Material supplied:
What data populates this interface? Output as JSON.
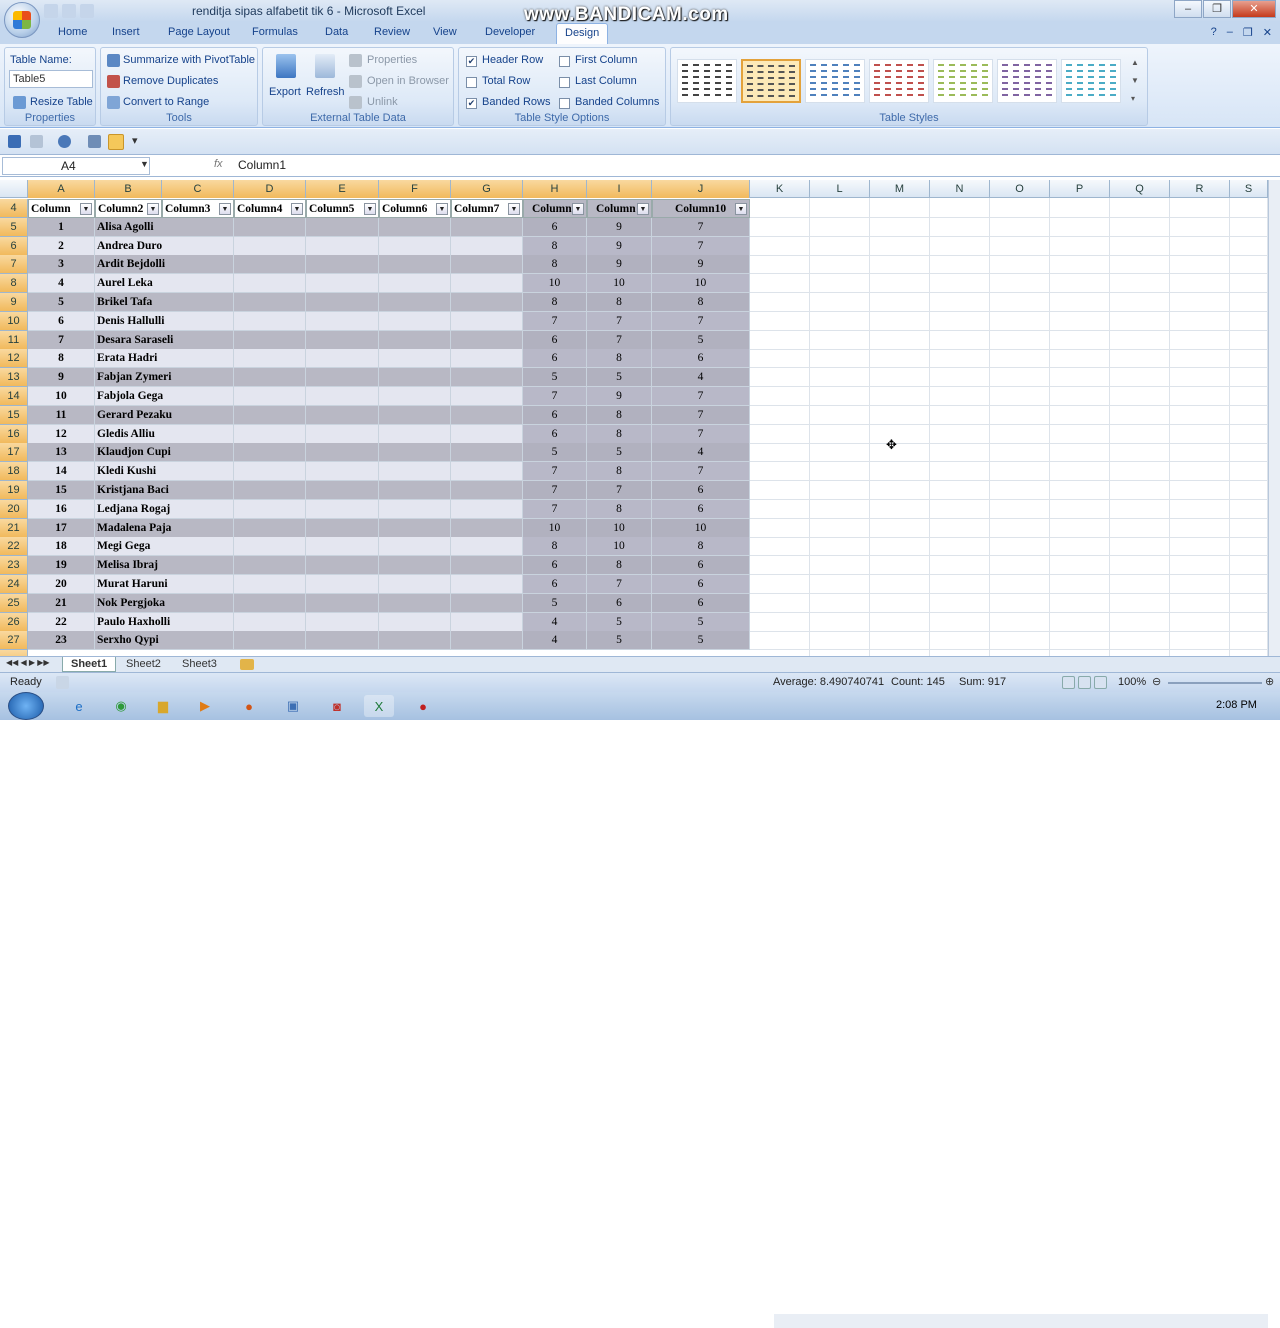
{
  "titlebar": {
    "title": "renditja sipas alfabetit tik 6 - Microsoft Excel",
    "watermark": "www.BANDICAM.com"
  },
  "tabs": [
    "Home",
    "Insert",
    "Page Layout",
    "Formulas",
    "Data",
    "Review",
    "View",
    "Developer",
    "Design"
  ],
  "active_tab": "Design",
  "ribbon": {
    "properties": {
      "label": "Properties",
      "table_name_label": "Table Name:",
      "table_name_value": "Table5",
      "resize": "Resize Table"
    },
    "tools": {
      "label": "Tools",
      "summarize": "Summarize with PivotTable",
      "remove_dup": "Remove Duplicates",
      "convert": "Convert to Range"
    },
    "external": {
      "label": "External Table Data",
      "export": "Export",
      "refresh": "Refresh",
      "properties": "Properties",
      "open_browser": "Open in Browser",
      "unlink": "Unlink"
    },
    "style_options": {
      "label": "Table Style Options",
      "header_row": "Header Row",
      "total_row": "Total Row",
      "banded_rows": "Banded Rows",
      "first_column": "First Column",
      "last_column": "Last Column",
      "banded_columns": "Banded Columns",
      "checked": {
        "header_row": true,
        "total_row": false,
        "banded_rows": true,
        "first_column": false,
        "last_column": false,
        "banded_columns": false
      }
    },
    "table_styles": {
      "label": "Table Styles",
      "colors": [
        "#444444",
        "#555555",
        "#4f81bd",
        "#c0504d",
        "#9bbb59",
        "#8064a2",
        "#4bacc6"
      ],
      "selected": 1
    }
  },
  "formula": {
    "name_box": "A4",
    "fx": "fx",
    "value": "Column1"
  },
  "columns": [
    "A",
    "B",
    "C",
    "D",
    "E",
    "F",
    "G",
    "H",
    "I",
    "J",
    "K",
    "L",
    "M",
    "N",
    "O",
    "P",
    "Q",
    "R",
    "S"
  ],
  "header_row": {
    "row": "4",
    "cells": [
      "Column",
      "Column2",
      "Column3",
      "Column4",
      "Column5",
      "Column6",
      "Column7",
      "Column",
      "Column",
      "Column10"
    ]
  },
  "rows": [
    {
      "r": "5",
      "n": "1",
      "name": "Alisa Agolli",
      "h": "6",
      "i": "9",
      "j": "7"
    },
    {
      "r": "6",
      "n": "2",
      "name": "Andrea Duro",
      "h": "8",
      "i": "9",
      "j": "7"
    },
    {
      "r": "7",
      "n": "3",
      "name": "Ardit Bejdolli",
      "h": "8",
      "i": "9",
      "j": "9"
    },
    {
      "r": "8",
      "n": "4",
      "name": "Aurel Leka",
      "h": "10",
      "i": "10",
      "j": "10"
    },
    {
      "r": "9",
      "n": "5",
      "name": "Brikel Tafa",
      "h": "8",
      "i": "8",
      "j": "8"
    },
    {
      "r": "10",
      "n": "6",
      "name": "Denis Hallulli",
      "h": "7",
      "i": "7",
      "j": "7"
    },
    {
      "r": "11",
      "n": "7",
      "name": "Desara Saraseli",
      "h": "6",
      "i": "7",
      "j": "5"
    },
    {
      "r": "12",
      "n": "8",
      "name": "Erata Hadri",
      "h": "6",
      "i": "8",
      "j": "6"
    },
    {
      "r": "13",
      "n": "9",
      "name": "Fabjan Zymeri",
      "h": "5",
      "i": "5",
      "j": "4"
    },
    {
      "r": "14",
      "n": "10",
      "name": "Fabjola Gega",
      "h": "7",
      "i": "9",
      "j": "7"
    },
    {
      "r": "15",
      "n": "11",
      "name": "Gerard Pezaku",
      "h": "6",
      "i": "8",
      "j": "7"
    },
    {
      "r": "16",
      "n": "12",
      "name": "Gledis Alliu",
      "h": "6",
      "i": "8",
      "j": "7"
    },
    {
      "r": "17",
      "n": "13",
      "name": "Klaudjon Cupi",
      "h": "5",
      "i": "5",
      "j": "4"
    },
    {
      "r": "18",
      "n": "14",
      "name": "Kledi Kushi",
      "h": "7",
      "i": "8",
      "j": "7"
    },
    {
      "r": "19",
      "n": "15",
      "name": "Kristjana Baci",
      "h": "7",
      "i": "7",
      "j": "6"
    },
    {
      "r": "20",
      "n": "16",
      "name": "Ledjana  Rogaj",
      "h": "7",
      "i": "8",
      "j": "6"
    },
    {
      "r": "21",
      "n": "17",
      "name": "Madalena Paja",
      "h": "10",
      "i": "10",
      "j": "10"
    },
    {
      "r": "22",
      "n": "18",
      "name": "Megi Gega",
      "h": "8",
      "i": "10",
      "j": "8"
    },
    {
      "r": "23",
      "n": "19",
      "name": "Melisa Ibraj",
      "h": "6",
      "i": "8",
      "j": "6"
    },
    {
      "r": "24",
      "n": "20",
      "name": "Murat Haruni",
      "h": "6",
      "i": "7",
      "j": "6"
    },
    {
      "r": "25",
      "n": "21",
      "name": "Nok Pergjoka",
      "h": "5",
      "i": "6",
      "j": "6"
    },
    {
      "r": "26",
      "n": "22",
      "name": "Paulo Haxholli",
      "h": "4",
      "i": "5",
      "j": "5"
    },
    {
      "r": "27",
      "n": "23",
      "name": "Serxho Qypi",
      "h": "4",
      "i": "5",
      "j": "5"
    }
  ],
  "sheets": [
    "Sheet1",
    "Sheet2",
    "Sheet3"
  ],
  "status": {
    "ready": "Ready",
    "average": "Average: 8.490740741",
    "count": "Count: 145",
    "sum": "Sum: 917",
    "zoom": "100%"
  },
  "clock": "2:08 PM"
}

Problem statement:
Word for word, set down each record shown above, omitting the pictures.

Answer to this exercise:
What data populates this interface? Output as JSON.
{
  "titlebar": {
    "title": "renditja sipas alfabetit tik 6 - Microsoft Excel",
    "watermark": "www.BANDICAM.com"
  },
  "tabs": [
    "Home",
    "Insert",
    "Page Layout",
    "Formulas",
    "Data",
    "Review",
    "View",
    "Developer",
    "Design"
  ],
  "active_tab": "Design",
  "ribbon": {
    "properties": {
      "label": "Properties",
      "table_name_label": "Table Name:",
      "table_name_value": "Table5",
      "resize": "Resize Table"
    },
    "tools": {
      "label": "Tools",
      "summarize": "Summarize with PivotTable",
      "remove_dup": "Remove Duplicates",
      "convert": "Convert to Range"
    },
    "external": {
      "label": "External Table Data",
      "export": "Export",
      "refresh": "Refresh",
      "properties": "Properties",
      "open_browser": "Open in Browser",
      "unlink": "Unlink"
    },
    "style_options": {
      "label": "Table Style Options",
      "header_row": "Header Row",
      "total_row": "Total Row",
      "banded_rows": "Banded Rows",
      "first_column": "First Column",
      "last_column": "Last Column",
      "banded_columns": "Banded Columns",
      "checked": {
        "header_row": true,
        "total_row": false,
        "banded_rows": true,
        "first_column": false,
        "last_column": false,
        "banded_columns": false
      }
    },
    "table_styles": {
      "label": "Table Styles",
      "colors": [
        "#444444",
        "#555555",
        "#4f81bd",
        "#c0504d",
        "#9bbb59",
        "#8064a2",
        "#4bacc6"
      ],
      "selected": 1
    }
  },
  "formula": {
    "name_box": "A4",
    "fx": "fx",
    "value": "Column1"
  },
  "columns": [
    "A",
    "B",
    "C",
    "D",
    "E",
    "F",
    "G",
    "H",
    "I",
    "J",
    "K",
    "L",
    "M",
    "N",
    "O",
    "P",
    "Q",
    "R",
    "S"
  ],
  "header_row": {
    "row": "4",
    "cells": [
      "Column",
      "Column2",
      "Column3",
      "Column4",
      "Column5",
      "Column6",
      "Column7",
      "Column",
      "Column",
      "Column10"
    ]
  },
  "rows": [
    {
      "r": "5",
      "n": "1",
      "name": "Alisa Agolli",
      "h": "6",
      "i": "9",
      "j": "7"
    },
    {
      "r": "6",
      "n": "2",
      "name": "Andrea Duro",
      "h": "8",
      "i": "9",
      "j": "7"
    },
    {
      "r": "7",
      "n": "3",
      "name": "Ardit Bejdolli",
      "h": "8",
      "i": "9",
      "j": "9"
    },
    {
      "r": "8",
      "n": "4",
      "name": "Aurel Leka",
      "h": "10",
      "i": "10",
      "j": "10"
    },
    {
      "r": "9",
      "n": "5",
      "name": "Brikel Tafa",
      "h": "8",
      "i": "8",
      "j": "8"
    },
    {
      "r": "10",
      "n": "6",
      "name": "Denis Hallulli",
      "h": "7",
      "i": "7",
      "j": "7"
    },
    {
      "r": "11",
      "n": "7",
      "name": "Desara Saraseli",
      "h": "6",
      "i": "7",
      "j": "5"
    },
    {
      "r": "12",
      "n": "8",
      "name": "Erata Hadri",
      "h": "6",
      "i": "8",
      "j": "6"
    },
    {
      "r": "13",
      "n": "9",
      "name": "Fabjan Zymeri",
      "h": "5",
      "i": "5",
      "j": "4"
    },
    {
      "r": "14",
      "n": "10",
      "name": "Fabjola Gega",
      "h": "7",
      "i": "9",
      "j": "7"
    },
    {
      "r": "15",
      "n": "11",
      "name": "Gerard Pezaku",
      "h": "6",
      "i": "8",
      "j": "7"
    },
    {
      "r": "16",
      "n": "12",
      "name": "Gledis Alliu",
      "h": "6",
      "i": "8",
      "j": "7"
    },
    {
      "r": "17",
      "n": "13",
      "name": "Klaudjon Cupi",
      "h": "5",
      "i": "5",
      "j": "4"
    },
    {
      "r": "18",
      "n": "14",
      "name": "Kledi Kushi",
      "h": "7",
      "i": "8",
      "j": "7"
    },
    {
      "r": "19",
      "n": "15",
      "name": "Kristjana Baci",
      "h": "7",
      "i": "7",
      "j": "6"
    },
    {
      "r": "20",
      "n": "16",
      "name": "Ledjana  Rogaj",
      "h": "7",
      "i": "8",
      "j": "6"
    },
    {
      "r": "21",
      "n": "17",
      "name": "Madalena Paja",
      "h": "10",
      "i": "10",
      "j": "10"
    },
    {
      "r": "22",
      "n": "18",
      "name": "Megi Gega",
      "h": "8",
      "i": "10",
      "j": "8"
    },
    {
      "r": "23",
      "n": "19",
      "name": "Melisa Ibraj",
      "h": "6",
      "i": "8",
      "j": "6"
    },
    {
      "r": "24",
      "n": "20",
      "name": "Murat Haruni",
      "h": "6",
      "i": "7",
      "j": "6"
    },
    {
      "r": "25",
      "n": "21",
      "name": "Nok Pergjoka",
      "h": "5",
      "i": "6",
      "j": "6"
    },
    {
      "r": "26",
      "n": "22",
      "name": "Paulo Haxholli",
      "h": "4",
      "i": "5",
      "j": "5"
    },
    {
      "r": "27",
      "n": "23",
      "name": "Serxho Qypi",
      "h": "4",
      "i": "5",
      "j": "5"
    }
  ],
  "sheets": [
    "Sheet1",
    "Sheet2",
    "Sheet3"
  ],
  "status": {
    "ready": "Ready",
    "average": "Average: 8.490740741",
    "count": "Count: 145",
    "sum": "Sum: 917",
    "zoom": "100%"
  },
  "clock": "2:08 PM"
}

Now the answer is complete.